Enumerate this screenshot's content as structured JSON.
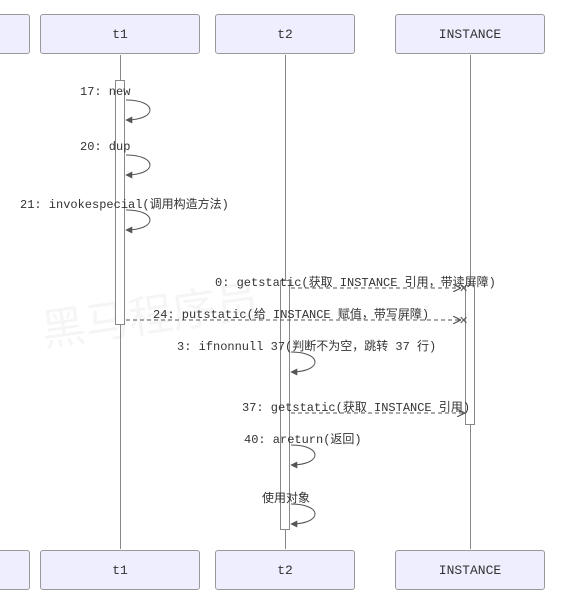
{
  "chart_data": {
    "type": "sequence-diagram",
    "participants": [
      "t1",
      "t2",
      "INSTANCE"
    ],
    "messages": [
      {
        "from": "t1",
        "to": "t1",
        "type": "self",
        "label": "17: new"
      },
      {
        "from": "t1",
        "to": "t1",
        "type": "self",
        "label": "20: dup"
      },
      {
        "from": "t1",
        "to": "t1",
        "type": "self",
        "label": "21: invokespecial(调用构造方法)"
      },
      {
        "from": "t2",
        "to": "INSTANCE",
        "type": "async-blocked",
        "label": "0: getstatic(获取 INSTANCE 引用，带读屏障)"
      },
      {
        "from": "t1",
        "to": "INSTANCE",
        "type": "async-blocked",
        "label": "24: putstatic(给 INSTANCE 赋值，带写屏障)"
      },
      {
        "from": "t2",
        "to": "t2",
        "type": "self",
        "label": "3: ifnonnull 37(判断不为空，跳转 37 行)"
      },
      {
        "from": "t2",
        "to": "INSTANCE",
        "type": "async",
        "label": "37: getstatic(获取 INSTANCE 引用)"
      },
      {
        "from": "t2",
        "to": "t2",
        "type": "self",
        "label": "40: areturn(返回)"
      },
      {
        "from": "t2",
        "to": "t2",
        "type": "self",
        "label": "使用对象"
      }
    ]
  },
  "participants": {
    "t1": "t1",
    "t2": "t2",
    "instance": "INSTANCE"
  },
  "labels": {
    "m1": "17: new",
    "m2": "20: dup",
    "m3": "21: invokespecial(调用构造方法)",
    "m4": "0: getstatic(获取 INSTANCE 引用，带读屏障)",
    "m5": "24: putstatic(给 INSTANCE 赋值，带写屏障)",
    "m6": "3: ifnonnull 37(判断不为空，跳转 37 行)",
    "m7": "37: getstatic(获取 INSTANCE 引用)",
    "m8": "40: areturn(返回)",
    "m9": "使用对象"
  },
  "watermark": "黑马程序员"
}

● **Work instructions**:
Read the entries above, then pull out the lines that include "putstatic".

● **Task response**:
        "label": "24: putstatic(给 INSTANCE 赋值，带写屏障)"
    "m5": "24: putstatic(给 INSTANCE 赋值，带写屏障)",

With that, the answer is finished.